[WHAT TO WORK ON] The records below are split into lines. How many of those lines contain the string "Rangers"? Reply with the number only.

Recorded data
= = = = = = =
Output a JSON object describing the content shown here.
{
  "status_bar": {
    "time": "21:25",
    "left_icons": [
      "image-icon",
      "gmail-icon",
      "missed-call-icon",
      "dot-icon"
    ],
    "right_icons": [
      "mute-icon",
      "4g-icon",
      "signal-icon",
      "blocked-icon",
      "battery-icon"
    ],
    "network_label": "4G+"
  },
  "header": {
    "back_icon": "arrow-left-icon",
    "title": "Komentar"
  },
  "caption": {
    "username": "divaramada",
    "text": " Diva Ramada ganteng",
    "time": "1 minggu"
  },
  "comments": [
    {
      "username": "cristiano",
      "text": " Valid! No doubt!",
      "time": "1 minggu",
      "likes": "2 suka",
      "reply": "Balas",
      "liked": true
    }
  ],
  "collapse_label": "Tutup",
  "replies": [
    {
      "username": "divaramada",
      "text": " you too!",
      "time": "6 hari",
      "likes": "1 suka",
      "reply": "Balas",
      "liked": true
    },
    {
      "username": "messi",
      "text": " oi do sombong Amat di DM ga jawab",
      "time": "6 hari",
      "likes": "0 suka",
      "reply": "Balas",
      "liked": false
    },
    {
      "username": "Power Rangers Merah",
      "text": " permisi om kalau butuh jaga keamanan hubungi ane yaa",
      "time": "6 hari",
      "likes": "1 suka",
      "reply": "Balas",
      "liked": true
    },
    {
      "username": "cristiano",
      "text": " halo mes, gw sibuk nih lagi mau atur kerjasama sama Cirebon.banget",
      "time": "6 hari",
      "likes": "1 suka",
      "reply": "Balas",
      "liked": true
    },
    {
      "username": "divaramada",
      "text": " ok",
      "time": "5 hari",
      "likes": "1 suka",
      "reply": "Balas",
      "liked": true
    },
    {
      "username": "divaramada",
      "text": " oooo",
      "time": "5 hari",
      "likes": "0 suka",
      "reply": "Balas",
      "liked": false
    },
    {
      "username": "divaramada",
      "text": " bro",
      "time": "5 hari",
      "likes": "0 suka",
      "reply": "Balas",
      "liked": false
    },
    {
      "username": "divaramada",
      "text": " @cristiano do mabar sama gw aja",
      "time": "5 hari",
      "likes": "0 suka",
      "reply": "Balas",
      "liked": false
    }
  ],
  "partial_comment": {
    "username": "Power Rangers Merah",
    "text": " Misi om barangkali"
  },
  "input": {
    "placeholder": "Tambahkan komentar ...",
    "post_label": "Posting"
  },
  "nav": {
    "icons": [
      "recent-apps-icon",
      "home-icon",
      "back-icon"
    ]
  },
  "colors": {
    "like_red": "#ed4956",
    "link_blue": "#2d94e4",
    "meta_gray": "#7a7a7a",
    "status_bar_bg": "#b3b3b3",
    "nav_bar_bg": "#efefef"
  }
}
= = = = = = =
[EXERCISE OUTPUT] 2